Data entries:
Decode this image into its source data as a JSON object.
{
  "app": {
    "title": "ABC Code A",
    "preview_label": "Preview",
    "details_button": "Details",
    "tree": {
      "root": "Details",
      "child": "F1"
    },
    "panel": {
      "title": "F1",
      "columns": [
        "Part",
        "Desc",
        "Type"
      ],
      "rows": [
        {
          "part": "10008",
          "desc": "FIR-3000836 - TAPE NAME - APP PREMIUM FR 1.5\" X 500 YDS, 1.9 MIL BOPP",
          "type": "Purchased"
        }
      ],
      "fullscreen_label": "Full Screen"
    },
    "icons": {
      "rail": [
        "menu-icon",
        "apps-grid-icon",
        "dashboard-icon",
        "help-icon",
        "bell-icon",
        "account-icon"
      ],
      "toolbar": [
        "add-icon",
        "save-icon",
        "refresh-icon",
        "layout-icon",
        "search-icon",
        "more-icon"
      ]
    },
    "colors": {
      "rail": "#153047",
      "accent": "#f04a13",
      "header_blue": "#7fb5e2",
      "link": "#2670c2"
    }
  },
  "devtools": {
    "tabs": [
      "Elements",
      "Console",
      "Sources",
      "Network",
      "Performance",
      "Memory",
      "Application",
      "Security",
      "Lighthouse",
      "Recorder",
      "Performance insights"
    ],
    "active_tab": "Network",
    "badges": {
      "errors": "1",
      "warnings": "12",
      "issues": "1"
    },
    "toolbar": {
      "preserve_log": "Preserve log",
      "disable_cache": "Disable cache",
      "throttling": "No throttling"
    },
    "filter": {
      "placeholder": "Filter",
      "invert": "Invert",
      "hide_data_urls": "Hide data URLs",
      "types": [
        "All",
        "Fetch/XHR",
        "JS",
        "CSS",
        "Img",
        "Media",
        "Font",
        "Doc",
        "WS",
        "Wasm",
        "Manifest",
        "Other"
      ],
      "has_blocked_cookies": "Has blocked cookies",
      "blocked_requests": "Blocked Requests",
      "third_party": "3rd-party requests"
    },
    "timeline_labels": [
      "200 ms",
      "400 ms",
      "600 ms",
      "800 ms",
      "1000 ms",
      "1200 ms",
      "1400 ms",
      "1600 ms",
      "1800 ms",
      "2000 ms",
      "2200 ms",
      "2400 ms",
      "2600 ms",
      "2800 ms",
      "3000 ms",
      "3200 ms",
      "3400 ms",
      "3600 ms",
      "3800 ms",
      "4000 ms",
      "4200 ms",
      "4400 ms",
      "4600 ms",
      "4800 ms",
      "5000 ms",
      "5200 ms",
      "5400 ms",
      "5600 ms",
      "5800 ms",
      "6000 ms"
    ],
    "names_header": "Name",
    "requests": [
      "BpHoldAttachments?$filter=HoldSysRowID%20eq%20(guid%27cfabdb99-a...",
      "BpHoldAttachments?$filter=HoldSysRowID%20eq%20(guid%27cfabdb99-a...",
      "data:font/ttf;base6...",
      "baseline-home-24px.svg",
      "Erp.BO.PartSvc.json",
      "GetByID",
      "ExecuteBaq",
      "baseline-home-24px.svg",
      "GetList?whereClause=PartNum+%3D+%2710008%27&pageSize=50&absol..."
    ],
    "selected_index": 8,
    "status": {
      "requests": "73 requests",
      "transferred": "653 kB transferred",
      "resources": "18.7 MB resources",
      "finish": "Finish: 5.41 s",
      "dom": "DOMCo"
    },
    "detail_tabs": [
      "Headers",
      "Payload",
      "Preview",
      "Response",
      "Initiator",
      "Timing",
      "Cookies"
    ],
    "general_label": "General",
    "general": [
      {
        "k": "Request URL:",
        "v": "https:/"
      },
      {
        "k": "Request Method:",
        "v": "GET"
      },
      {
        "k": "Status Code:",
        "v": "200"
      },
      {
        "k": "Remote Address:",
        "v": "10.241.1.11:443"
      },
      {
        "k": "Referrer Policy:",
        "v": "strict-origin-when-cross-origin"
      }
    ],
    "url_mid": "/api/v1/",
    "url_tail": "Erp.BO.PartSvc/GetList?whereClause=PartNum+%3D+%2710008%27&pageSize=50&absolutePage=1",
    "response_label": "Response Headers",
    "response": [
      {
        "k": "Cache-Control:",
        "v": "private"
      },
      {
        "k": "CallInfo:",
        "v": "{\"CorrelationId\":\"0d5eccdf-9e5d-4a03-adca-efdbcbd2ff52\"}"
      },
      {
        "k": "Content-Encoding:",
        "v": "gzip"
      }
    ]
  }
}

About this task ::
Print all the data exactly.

Solution to the problem ::
Decode this image into its source data as a JSON object.
{
  "app": {
    "title": "ABC Code A",
    "preview_label": "Preview",
    "details_button": "Details",
    "tree": {
      "root": "Details",
      "child": "F1"
    },
    "panel": {
      "title": "F1",
      "columns": [
        "Part",
        "Desc",
        "Type"
      ],
      "rows": [
        {
          "part": "10008",
          "desc": "FIR-3000836 - TAPE NAME - APP PREMIUM FR 1.5\" X 500 YDS, 1.9 MIL BOPP",
          "type": "Purchased"
        }
      ],
      "fullscreen_label": "Full Screen"
    },
    "icons": {
      "rail": [
        "menu-icon",
        "apps-grid-icon",
        "dashboard-icon",
        "help-icon",
        "bell-icon",
        "account-icon"
      ],
      "toolbar": [
        "add-icon",
        "save-icon",
        "refresh-icon",
        "layout-icon",
        "search-icon",
        "more-icon"
      ]
    },
    "colors": {
      "rail": "#153047",
      "accent": "#f04a13",
      "header_blue": "#7fb5e2",
      "link": "#2670c2"
    }
  },
  "devtools": {
    "tabs": [
      "Elements",
      "Console",
      "Sources",
      "Network",
      "Performance",
      "Memory",
      "Application",
      "Security",
      "Lighthouse",
      "Recorder",
      "Performance insights"
    ],
    "active_tab": "Network",
    "badges": {
      "errors": "1",
      "warnings": "12",
      "issues": "1"
    },
    "toolbar": {
      "preserve_log": "Preserve log",
      "disable_cache": "Disable cache",
      "throttling": "No throttling"
    },
    "filter": {
      "placeholder": "Filter",
      "invert": "Invert",
      "hide_data_urls": "Hide data URLs",
      "types": [
        "All",
        "Fetch/XHR",
        "JS",
        "CSS",
        "Img",
        "Media",
        "Font",
        "Doc",
        "WS",
        "Wasm",
        "Manifest",
        "Other"
      ],
      "has_blocked_cookies": "Has blocked cookies",
      "blocked_requests": "Blocked Requests",
      "third_party": "3rd-party requests"
    },
    "timeline_labels": [
      "200 ms",
      "400 ms",
      "600 ms",
      "800 ms",
      "1000 ms",
      "1200 ms",
      "1400 ms",
      "1600 ms",
      "1800 ms",
      "2000 ms",
      "2200 ms",
      "2400 ms",
      "2600 ms",
      "2800 ms",
      "3000 ms",
      "3200 ms",
      "3400 ms",
      "3600 ms",
      "3800 ms",
      "4000 ms",
      "4200 ms",
      "4400 ms",
      "4600 ms",
      "4800 ms",
      "5000 ms",
      "5200 ms",
      "5400 ms",
      "5600 ms",
      "5800 ms",
      "6000 ms"
    ],
    "names_header": "Name",
    "requests": [
      "BpHoldAttachments?$filter=HoldSysRowID%20eq%20(guid%27cfabdb99-a...",
      "BpHoldAttachments?$filter=HoldSysRowID%20eq%20(guid%27cfabdb99-a...",
      "data:font/ttf;base6...",
      "baseline-home-24px.svg",
      "Erp.BO.PartSvc.json",
      "GetByID",
      "ExecuteBaq",
      "baseline-home-24px.svg",
      "GetList?whereClause=PartNum+%3D+%2710008%27&pageSize=50&absol..."
    ],
    "selected_index": 8,
    "status": {
      "requests": "73 requests",
      "transferred": "653 kB transferred",
      "resources": "18.7 MB resources",
      "finish": "Finish: 5.41 s",
      "dom": "DOMCo"
    },
    "detail_tabs": [
      "Headers",
      "Payload",
      "Preview",
      "Response",
      "Initiator",
      "Timing",
      "Cookies"
    ],
    "general_label": "General",
    "general": [
      {
        "k": "Request URL:",
        "v": "https:/"
      },
      {
        "k": "Request Method:",
        "v": "GET"
      },
      {
        "k": "Status Code:",
        "v": "200"
      },
      {
        "k": "Remote Address:",
        "v": "10.241.1.11:443"
      },
      {
        "k": "Referrer Policy:",
        "v": "strict-origin-when-cross-origin"
      }
    ],
    "url_mid": "/api/v1/",
    "url_tail": "Erp.BO.PartSvc/GetList?whereClause=PartNum+%3D+%2710008%27&pageSize=50&absolutePage=1",
    "response_label": "Response Headers",
    "response": [
      {
        "k": "Cache-Control:",
        "v": "private"
      },
      {
        "k": "CallInfo:",
        "v": "{\"CorrelationId\":\"0d5eccdf-9e5d-4a03-adca-efdbcbd2ff52\"}"
      },
      {
        "k": "Content-Encoding:",
        "v": "gzip"
      }
    ]
  }
}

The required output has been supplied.